The timeline of the pre-op, surgery, and post-op recovery. We wrote about these at length during the process. Follow the links below for a detailed timeline.

Pre-Op Appointment Day – This photo was taken in the Plastics waiting area. She was so sleepy she fell asleep right on the floor.

Day of Surgery – Photo taken waiting to go in for surgery prep. I wore her in a sling so we wouldn’t have to deal with a stroller or car seat. It worked really nicely.


Recovery Day one

Recovery Day Two

 

And the last thing on a parents mind when they first hear something is wrong, but still it should be addressed, the cost of it all…

Before insurance coverage the cost of all the consultations, the MRI, pre-op appointments, the actual surgery, the hospital say (1 night in Pediatric ICU and 2 nights in the Pediatric wing) and the follow up visits thus far (1 week out,  3 months out) totaled up to just under $70,000.

Elise at One Year Old!
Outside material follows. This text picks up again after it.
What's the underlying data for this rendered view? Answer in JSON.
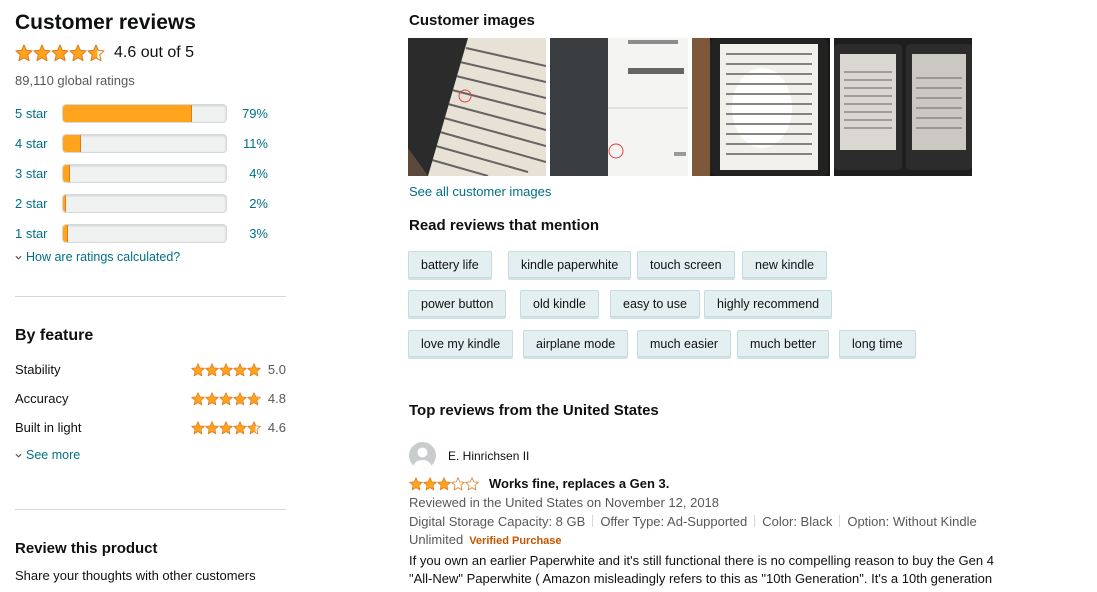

She is healthy. She is happy. Her hair is growing great. You can’t see the scar at all. She still has a bit of a “nub” but you only know it is there if you feel for it on the back of her head. Both of her follow up appointments went well. Dr. Clay says she looks great. We will have another check up before she starts preschool to make sure it is safe for her to play sports. She is healthy. She is happy. She is beautiful.